The SEC previously charged the medical researcher – Dr Yves M Benhamou – who illegally tipped Skowron with the non-public information and received envelopes of cash in return according to the SEC’s amended complaint filed today in federal court in Manhattan to additionally charge Skowron. The hedge funds, which have been charged as relief defendants in the SEC’s amended complaint, have agreed to pay USD33 million to settle the charges.
“It’s a prescription for an SEC enforcement action to illegally trade on confidential clinical trial information from doctors and other purported consultants,” says Lorin L Reisner, Deputy Director of the SEC’s Enforcement Division.
Cheryl Scarboro, Chief of the Enforcement Division’s FCPA Unit, adds: “Skowron attempted to game the markets and buy the silence of his tipper. His sale of his hedge funds’ entire position in HGSI stock before the announcement of negative news is precisely the sort of conduct that telegraphs insider trading.”
In a parallel action today, the US Attorney’s Office for the Southern District of New York announced criminal charges against Skowron.
According to the SEC’s amended complaint, Benhamou served on the Steering Committee overseeing HGSI’s trial for Albuferon, a potential drug to treat Hepatitis C. While serving on the Steering Committee, Benhamou provided consulting services to Skowron through an expert networking firm. But over time, he and Skowron developed a friendship. By April 2007, many of their communications were independent of the expert networking firm. Benhamou tipped Skowron with material, non-public information about the trial as he learned of negative developments that occurred during Phase 3 of the trial.
The SEC alleges that Skowron acted on confidential information he received from Benhamou prior to the public announcement and ordered the sale of the entire position in HGSI stock – approximately six million shares held by the six health-care related funds that Skowron co-managed. These sales occurred during the six-week period prior to HGSI’s public announcement. Skowron caused the hedge funds to sell two million shares in a block trade just before the markets closed Jan. 22, 2008. Changes to the trial resulting from the negative developments were announced publicly on January 23. When HGSI’s share price dropped 44 per cent by the end of that day, the hedge funds avoided losses of at least USD30 million.
According to the SEC’s amended complaint, Skowron gave Benhamou an envelope of containing EUR5,000 while they were attending a medical conference in Barcelona, Spain in April 2007. The cash was in appreciation for Benhamou’s work as a consultant. In February 2008, after the illegal HGSI trades were completed, Skowron asked Benhamou to lie about his communications with Skowron, which he did. In late February 2008, Skowron met Benhamou in Boston and attempted to hand him a bag containing cash in appreciation for his tips on the Albuferon trial and his continued silence. Benhamou refused the cash.
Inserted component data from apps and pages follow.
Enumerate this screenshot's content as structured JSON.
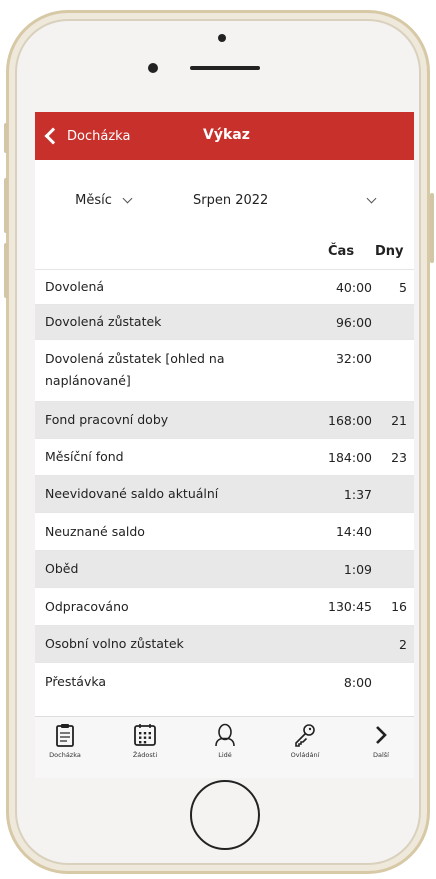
{
  "header": {
    "back_label": "Docházka",
    "title": "Výkaz"
  },
  "filters": {
    "period_type": "Měsíc",
    "period_value": "Srpen 2022"
  },
  "columns": {
    "cas": "Čas",
    "dny": "Dny"
  },
  "rows": [
    {
      "label": "Dovolená",
      "cas": "40:00",
      "dny": "5"
    },
    {
      "label": "Dovolená zůstatek",
      "cas": "96:00",
      "dny": ""
    },
    {
      "label": "Dovolená zůstatek [ohled na naplánované]",
      "cas": "32:00",
      "dny": ""
    },
    {
      "label": "Fond pracovní doby",
      "cas": "168:00",
      "dny": "21"
    },
    {
      "label": "Měsíční fond",
      "cas": "184:00",
      "dny": "23"
    },
    {
      "label": "Neevidované saldo aktuální",
      "cas": "1:37",
      "dny": ""
    },
    {
      "label": "Neuznané saldo",
      "cas": "14:40",
      "dny": ""
    },
    {
      "label": "Oběd",
      "cas": "1:09",
      "dny": ""
    },
    {
      "label": "Odpracováno",
      "cas": "130:45",
      "dny": "16"
    },
    {
      "label": "Osobní volno zůstatek",
      "cas": "",
      "dny": "2"
    },
    {
      "label": "Přestávka",
      "cas": "8:00",
      "dny": ""
    }
  ],
  "tabbar": {
    "items": [
      {
        "label": "Docházka",
        "icon": "clipboard-icon"
      },
      {
        "label": "Žádosti",
        "icon": "calendar-icon"
      },
      {
        "label": "Lidé",
        "icon": "person-icon"
      },
      {
        "label": "Ovládání",
        "icon": "key-icon"
      },
      {
        "label": "Další",
        "icon": "chevron-right-icon"
      }
    ]
  },
  "colors": {
    "accent": "#c8302b",
    "row_shade": "#e8e8e8"
  }
}
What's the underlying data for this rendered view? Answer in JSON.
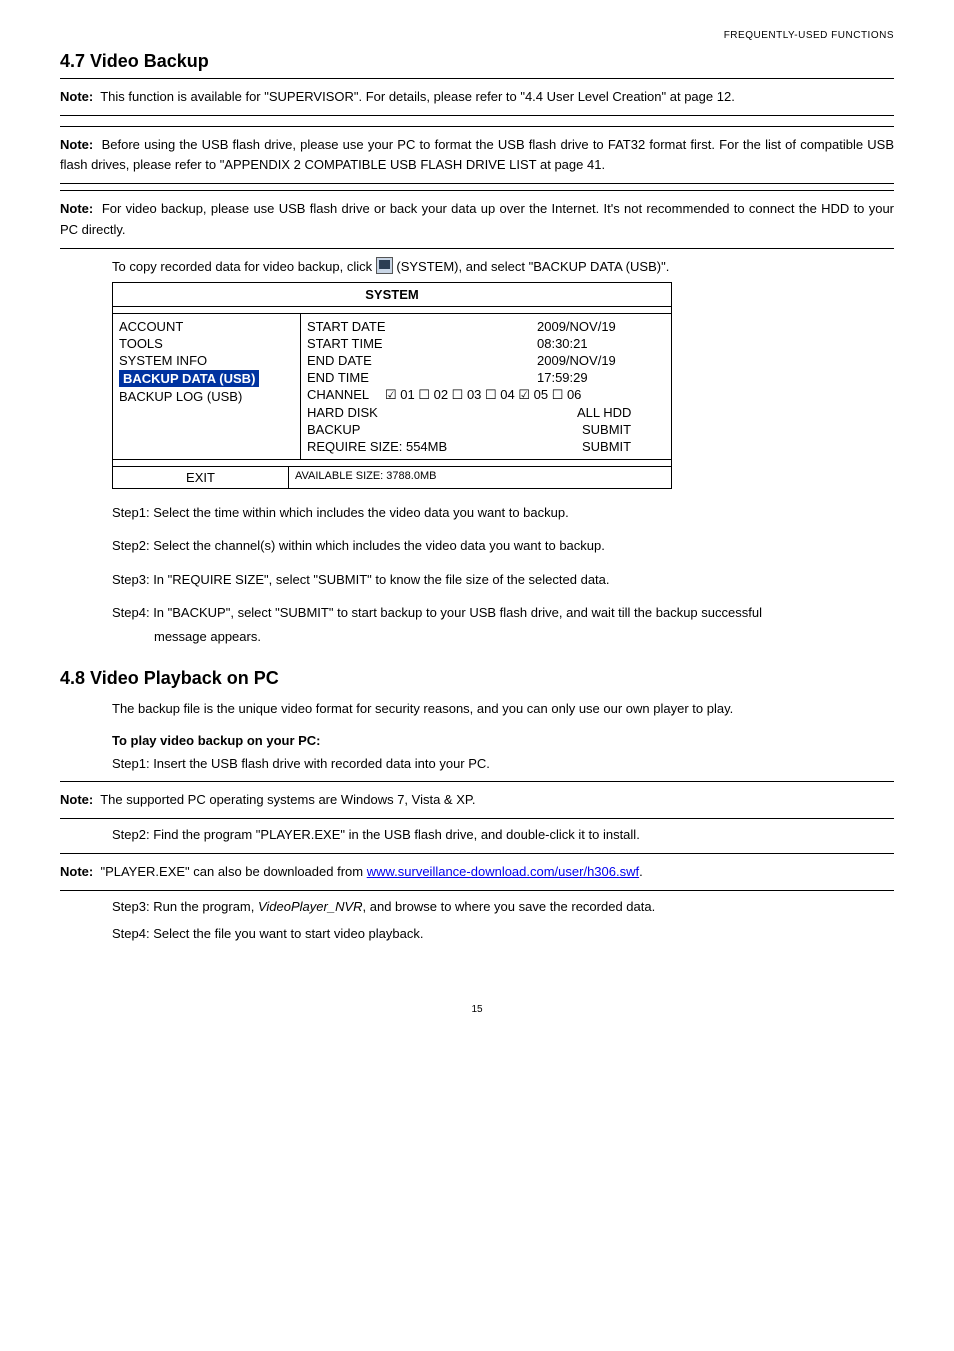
{
  "header_right": "FREQUENTLY-USED FUNCTIONS",
  "section47_title": "4.7 Video Backup",
  "note1_label": "Note:",
  "note1_text": "This function is available for \"SUPERVISOR\". For details, please refer to \"4.4 User Level Creation\" at page 12.",
  "note2_label": "Note:",
  "note2_text": "Before using the USB flash drive, please use your PC to format the USB flash drive to FAT32 format first. For the list of compatible USB flash drives, please refer to \"APPENDIX 2 COMPATIBLE USB FLASH DRIVE LIST at page 41.",
  "note3_label": "Note:",
  "note3_text": "For video backup, please use USB flash drive or back your data up over the Internet. It's not recommended to connect the HDD to your PC directly.",
  "sys_lead_pre": "To copy recorded data for video backup, click ",
  "sys_lead_post": " (SYSTEM), and select \"BACKUP DATA (USB)\".",
  "sys": {
    "title": "SYSTEM",
    "left_items": [
      "ACCOUNT",
      "TOOLS",
      "SYSTEM INFO"
    ],
    "left_highlight": "BACKUP DATA (USB)",
    "left_after": [
      "BACKUP LOG (USB)"
    ],
    "rows": [
      {
        "lbl": "START DATE",
        "val": "2009/NOV/19"
      },
      {
        "lbl": "START TIME",
        "val": "08:30:21"
      },
      {
        "lbl": "END DATE",
        "val": "2009/NOV/19"
      },
      {
        "lbl": "END TIME",
        "val": "17:59:29"
      }
    ],
    "channel_lbl": "CHANNEL",
    "channel_opts": "☑ 01  ☐ 02  ☐ 03  ☐ 04  ☑ 05  ☐ 06",
    "harddisk_lbl": "HARD DISK",
    "harddisk_val": "ALL HDD",
    "backup_lbl": "BACKUP",
    "backup_val": "SUBMIT",
    "reqsize_lbl": "REQUIRE SIZE: 554MB",
    "reqsize_val": "SUBMIT",
    "exit": "EXIT",
    "avail": "AVAILABLE SIZE: 3788.0MB"
  },
  "step1": "Step1: Select the time within which includes the video data you want to backup.",
  "step2": "Step2: Select the channel(s) within which includes the video data you want to backup.",
  "step3": "Step3: In \"REQUIRE SIZE\", select \"SUBMIT\" to know the file size of the selected data.",
  "step4a": "Step4: In \"BACKUP\", select \"SUBMIT\" to start backup to your USB flash drive, and wait till the backup successful",
  "step4b": "message appears.",
  "section48_title": "4.8 Video Playback on PC",
  "para48_1": "The backup file is the unique video format for security reasons, and you can only use our own player to play.",
  "para48_bold": "To play video backup on your PC:",
  "step48_1": "Step1: Insert the USB flash drive with recorded data into your PC.",
  "note4_label": "Note:",
  "note4_text": "The supported PC operating systems are Windows 7, Vista & XP.",
  "step48_2": "Step2: Find the program \"PLAYER.EXE\" in the USB flash drive, and double-click it to install.",
  "note5_label": "Note:",
  "note5_pre": "\"PLAYER.EXE\" can also be downloaded from ",
  "note5_link": "www.surveillance-download.com/user/h306.swf",
  "note5_post": ".",
  "step48_3_pre": "Step3: Run the program, ",
  "step48_3_it": "VideoPlayer_NVR",
  "step48_3_post": ", and browse to where you save the recorded data.",
  "step48_4": "Step4: Select the file you want to start video playback.",
  "page_no": "15"
}
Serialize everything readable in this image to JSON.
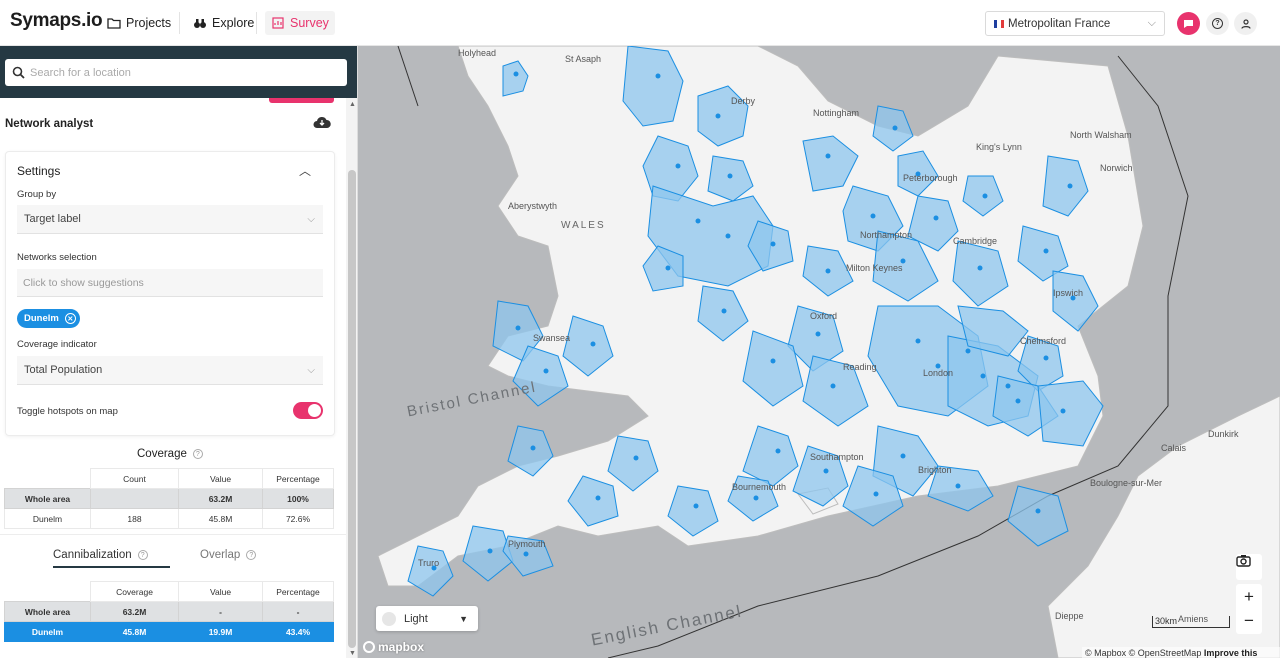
{
  "app": {
    "logo": "Symaps.io",
    "nav": [
      {
        "label": "Projects",
        "icon": "folder-icon"
      },
      {
        "label": "Explore",
        "icon": "binoculars-icon"
      },
      {
        "label": "Survey",
        "icon": "survey-icon"
      }
    ],
    "country": "Metropolitan France",
    "accent": "#e8336d"
  },
  "sidebar": {
    "search_placeholder": "Search for a location",
    "section_title": "Network analyst",
    "settings": {
      "title": "Settings",
      "group_by_label": "Group by",
      "group_by_value": "Target label",
      "networks_label": "Networks selection",
      "networks_placeholder": "Click to show suggestions",
      "chip": "Dunelm",
      "coverage_indicator_label": "Coverage indicator",
      "coverage_indicator_value": "Total Population",
      "toggle_label": "Toggle hotspots on map",
      "toggle_on": true
    },
    "coverage": {
      "title": "Coverage",
      "headers": [
        "",
        "Count",
        "Value",
        "Percentage"
      ],
      "rows": [
        [
          "Whole area",
          "",
          "63.2M",
          "100%"
        ],
        [
          "Dunelm",
          "188",
          "45.8M",
          "72.6%"
        ]
      ]
    },
    "tabs": [
      "Cannibalization",
      "Overlap"
    ],
    "cannibalization": {
      "headers": [
        "",
        "Coverage",
        "Value",
        "Percentage"
      ],
      "rows": [
        [
          "Whole area",
          "63.2M",
          "-",
          "-"
        ],
        [
          "Dunelm",
          "45.8M",
          "19.9M",
          "43.4%"
        ]
      ]
    }
  },
  "map": {
    "style": "Light",
    "sea_labels": [
      "Bristol Channel",
      "English Channel"
    ],
    "region_label": "WALES",
    "places": [
      "Holyhead",
      "St Asaph",
      "Derby",
      "Nottingham",
      "King's Lynn",
      "North Walsham",
      "Norwich",
      "Peterborough",
      "Aberystwyth",
      "Cambridge",
      "Northampton",
      "Ipswich",
      "Milton Keynes",
      "Swansea",
      "Oxford",
      "Chelmsford",
      "Reading",
      "London",
      "Southampton",
      "Bournemouth",
      "Brighton",
      "Plymouth",
      "Truro",
      "Calais",
      "Dunkirk",
      "Boulogne-sur-Mer",
      "Dieppe",
      "Amiens"
    ],
    "scale": "30km",
    "attribution": "© Mapbox © OpenStreetMap",
    "improve": "Improve this map",
    "mapbox": "mapbox",
    "sea_color": "#b7b9bc",
    "land_color": "#f3f3f3",
    "coverage_color": "#1b8fe2"
  }
}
However, while attending a medical conference in Milan, Italy in April 2008, Skowron gave Benhamou another envelope containing at least USD10,000 in cash that Benhamou accepted.
The SEC is seeking permanent injunctions, disgorgement of any ill-gotten gains with prejudgment interest, and financial penalties against Skowron and Benhamou. Simultaneous with the filing of the SEC’s amended complaint, the six hedge funds named as relief defendants agreed to settle with the Commission and pay disgorgement of USD29,017,156.00 plus prejudgment interest of USD4,003,669.00 without admitting or denying the allegations. The proposed settlement is subject to court approval.